CALGARY (660 NEWS) – Getting kids equal access to quality education is a challenge with COVID-19 keeping many vulnerable students at home.
But when those kids are immunocompromised or living with someone who is, technology becomes a big part of the solution.
“This government has invested some money and that’s good. It’s a far cry from where we have to be to ensure that students and families have access to faster internet,” said lawyer Avnish Nanda who added there is an inequitable distribution of internet in Alberta.
“In the school context, it has (COVID-19) raised a lot of really interesting and difficult conversations about how do we educate folks, children in this environment, particularly those with vulnerabilities.”
He noted this can be a serious problem for students in remote rural areas with no real access to high-speed internet.
He believes the government could be responsible for any online education pitfalls.
“The onus does fall on the government here to step up and show some leadership and ensure that children return to safe classrooms, but for those who can’t return (that) they continue to have quality education.”
Requests for distance learning and online tutoring have surged this summer as many parents opt to keep their kids away from school amidst the pandemic.
WATCH: Parents turn to online tutoring amid pandemic
Many provinces, including Alberta, are offering alternative measures but in Quebec, the government is requiring all students to return to in-person classes.
On Monday, a lawsuit was filed against the government of Quebec from a group of parents calling on the province to offer remote learning for families who don’t want their children returning to classrooms.

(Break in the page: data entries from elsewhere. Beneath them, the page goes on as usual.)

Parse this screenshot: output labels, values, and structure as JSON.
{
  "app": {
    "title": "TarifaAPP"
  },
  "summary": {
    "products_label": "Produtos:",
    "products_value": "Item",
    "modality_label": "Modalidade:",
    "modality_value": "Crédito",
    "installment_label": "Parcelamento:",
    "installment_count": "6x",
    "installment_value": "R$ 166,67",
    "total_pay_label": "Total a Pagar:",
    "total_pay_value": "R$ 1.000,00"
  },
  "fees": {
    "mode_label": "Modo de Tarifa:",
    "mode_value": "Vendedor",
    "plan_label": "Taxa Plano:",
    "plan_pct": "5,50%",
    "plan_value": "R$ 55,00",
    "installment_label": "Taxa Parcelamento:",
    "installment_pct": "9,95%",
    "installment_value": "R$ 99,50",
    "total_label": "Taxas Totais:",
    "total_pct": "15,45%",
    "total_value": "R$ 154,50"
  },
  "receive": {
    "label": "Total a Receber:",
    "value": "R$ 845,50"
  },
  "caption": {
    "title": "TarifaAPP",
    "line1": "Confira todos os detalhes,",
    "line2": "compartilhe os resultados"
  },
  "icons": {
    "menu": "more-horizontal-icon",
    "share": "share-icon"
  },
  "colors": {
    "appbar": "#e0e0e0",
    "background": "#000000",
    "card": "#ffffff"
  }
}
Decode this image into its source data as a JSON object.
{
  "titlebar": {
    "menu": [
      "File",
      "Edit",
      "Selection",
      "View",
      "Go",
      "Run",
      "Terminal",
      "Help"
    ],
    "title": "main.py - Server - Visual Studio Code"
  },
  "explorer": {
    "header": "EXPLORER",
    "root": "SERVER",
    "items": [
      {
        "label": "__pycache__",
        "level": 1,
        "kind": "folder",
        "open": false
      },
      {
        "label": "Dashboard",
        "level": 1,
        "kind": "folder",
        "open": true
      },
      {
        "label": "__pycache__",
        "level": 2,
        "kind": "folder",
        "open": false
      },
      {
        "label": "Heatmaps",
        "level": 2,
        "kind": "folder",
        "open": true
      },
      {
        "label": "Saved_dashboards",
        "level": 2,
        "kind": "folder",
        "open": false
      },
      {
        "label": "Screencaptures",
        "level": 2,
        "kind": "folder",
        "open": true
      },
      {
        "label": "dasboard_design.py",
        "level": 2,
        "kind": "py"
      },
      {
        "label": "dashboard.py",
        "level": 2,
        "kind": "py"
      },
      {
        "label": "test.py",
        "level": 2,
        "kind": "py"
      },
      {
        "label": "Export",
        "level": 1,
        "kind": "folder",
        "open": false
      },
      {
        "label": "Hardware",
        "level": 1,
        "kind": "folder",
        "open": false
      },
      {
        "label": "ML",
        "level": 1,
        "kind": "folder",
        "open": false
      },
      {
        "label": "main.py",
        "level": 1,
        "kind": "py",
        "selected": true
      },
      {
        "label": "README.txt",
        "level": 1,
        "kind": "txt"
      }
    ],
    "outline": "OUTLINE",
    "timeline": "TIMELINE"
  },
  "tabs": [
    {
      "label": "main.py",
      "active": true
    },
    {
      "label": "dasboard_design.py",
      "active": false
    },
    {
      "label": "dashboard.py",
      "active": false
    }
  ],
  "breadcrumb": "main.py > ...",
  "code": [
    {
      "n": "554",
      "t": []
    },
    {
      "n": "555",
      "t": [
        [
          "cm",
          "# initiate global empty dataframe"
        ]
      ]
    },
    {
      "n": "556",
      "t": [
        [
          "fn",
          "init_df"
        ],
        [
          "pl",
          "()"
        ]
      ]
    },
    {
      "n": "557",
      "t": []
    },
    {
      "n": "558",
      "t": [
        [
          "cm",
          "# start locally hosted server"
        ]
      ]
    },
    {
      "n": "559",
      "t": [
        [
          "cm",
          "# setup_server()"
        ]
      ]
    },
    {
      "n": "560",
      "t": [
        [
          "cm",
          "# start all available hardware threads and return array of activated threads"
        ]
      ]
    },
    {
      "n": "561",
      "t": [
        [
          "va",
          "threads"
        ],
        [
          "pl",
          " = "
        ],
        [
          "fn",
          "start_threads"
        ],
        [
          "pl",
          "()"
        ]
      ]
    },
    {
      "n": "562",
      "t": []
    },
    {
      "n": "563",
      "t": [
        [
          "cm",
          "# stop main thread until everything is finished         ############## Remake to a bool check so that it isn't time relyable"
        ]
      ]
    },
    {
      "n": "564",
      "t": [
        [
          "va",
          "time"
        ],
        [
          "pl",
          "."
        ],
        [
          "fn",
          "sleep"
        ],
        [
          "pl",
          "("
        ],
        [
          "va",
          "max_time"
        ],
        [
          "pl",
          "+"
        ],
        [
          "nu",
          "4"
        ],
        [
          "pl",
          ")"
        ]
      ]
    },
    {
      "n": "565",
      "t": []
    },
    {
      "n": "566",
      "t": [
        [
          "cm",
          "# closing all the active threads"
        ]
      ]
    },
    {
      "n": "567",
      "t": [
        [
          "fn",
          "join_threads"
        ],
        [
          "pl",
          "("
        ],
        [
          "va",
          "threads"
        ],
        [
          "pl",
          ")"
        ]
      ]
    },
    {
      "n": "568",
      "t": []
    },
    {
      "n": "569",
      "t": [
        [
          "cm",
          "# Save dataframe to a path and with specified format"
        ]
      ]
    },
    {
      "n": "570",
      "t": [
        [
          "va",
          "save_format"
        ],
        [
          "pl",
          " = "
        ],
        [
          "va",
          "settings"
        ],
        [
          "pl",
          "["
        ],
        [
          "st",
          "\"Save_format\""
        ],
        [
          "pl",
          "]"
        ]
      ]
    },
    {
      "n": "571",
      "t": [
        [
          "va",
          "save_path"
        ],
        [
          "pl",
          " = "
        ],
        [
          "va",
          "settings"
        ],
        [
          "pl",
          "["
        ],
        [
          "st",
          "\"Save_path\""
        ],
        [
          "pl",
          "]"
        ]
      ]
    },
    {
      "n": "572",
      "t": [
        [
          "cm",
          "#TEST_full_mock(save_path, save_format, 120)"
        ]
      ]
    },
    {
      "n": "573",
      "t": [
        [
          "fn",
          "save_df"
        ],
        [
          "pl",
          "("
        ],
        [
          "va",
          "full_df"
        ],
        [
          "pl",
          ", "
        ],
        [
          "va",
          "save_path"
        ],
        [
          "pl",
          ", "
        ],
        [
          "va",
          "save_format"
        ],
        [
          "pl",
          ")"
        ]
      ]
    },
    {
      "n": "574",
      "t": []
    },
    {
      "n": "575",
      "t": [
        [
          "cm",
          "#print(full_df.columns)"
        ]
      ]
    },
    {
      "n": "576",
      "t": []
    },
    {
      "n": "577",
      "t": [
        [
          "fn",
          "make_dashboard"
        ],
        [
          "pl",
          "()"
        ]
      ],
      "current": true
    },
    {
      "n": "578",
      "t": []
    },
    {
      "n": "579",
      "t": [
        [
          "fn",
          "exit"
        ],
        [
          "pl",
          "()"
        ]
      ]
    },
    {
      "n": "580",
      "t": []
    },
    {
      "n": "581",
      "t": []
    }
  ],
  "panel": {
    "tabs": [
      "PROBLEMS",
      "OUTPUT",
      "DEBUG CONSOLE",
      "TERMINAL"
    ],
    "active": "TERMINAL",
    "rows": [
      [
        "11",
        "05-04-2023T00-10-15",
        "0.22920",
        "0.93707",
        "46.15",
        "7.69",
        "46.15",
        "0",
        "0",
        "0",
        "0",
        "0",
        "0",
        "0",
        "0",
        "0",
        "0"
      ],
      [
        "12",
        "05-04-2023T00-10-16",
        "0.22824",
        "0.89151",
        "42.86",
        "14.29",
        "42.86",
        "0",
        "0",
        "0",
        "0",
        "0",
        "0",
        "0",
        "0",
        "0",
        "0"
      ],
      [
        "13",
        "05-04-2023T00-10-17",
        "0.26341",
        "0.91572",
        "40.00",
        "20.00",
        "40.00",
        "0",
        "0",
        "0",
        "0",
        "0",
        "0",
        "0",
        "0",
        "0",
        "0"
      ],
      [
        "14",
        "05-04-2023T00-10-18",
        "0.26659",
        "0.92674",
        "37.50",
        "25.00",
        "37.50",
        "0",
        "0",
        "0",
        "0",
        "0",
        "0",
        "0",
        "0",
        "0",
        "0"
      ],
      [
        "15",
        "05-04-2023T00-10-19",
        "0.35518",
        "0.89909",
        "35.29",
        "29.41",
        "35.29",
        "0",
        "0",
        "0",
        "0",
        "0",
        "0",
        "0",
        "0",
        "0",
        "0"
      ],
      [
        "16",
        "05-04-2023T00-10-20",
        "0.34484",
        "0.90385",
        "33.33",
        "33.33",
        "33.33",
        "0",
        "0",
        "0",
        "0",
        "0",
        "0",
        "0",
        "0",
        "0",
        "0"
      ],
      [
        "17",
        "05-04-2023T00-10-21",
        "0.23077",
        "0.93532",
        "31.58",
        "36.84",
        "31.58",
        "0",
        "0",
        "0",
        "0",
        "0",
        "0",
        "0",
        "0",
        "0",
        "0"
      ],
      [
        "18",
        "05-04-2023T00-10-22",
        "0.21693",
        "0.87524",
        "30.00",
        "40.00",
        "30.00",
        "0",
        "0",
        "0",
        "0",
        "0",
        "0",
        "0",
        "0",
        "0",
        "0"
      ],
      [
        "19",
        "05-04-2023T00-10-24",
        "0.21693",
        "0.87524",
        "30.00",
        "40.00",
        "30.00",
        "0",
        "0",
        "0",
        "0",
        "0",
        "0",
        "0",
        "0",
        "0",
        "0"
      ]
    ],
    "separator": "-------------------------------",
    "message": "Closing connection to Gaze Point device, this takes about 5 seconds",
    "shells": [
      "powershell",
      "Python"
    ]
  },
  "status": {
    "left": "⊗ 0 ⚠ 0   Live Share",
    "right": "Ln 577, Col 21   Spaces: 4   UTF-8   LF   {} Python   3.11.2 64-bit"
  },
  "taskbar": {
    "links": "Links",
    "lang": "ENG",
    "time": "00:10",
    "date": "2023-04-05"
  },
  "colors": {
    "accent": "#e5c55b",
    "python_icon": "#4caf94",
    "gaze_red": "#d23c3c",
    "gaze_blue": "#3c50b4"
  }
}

Quebec’s Education Minister said the province will offer online resources for households where a medical condition that puts them at risk is present.